■ Problem description
The output should be all lines of the entries below in which the word "icon" occurs.
::: Task input :::
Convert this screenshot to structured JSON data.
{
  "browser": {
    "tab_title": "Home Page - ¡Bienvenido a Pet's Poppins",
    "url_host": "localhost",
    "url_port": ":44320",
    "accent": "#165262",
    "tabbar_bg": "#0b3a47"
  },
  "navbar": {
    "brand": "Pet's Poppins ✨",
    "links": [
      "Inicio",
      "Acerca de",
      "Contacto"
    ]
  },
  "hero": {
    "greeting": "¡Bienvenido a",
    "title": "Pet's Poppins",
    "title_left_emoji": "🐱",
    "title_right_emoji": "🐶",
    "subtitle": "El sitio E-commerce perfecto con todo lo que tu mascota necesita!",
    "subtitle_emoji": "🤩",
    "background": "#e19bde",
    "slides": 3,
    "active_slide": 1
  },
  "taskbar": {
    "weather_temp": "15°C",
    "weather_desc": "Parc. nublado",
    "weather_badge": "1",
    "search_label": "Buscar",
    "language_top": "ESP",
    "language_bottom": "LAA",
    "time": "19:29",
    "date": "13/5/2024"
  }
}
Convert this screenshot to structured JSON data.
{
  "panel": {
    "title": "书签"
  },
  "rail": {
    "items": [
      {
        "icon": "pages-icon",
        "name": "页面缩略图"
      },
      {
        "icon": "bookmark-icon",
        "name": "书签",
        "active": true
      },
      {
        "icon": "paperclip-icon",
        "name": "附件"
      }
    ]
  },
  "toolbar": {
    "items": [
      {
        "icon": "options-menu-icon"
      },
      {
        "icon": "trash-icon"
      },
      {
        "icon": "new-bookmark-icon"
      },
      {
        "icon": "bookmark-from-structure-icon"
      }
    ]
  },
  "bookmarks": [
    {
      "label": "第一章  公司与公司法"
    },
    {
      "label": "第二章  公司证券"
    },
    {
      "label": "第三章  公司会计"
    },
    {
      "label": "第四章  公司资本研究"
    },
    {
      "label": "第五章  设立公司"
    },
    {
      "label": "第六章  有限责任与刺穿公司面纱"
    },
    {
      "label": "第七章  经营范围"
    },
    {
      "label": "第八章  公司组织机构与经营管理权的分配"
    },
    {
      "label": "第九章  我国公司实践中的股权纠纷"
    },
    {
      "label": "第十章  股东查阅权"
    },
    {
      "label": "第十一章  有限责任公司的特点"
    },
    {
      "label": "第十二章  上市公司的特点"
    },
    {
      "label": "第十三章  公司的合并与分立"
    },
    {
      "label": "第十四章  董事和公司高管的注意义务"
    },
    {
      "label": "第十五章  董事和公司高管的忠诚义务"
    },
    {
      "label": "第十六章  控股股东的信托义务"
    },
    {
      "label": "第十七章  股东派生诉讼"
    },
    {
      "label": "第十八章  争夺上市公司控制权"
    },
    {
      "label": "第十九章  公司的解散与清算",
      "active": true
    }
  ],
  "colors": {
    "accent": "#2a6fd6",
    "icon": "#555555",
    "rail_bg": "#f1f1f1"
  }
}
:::
■ Solution to the problem
        "icon": "pages-icon",
        "icon": "bookmark-icon",
        "icon": "paperclip-icon",
        "icon": "options-menu-icon"
        "icon": "trash-icon"
        "icon": "new-bookmark-icon"
        "icon": "bookmark-from-structure-icon"
    "icon": "#555555",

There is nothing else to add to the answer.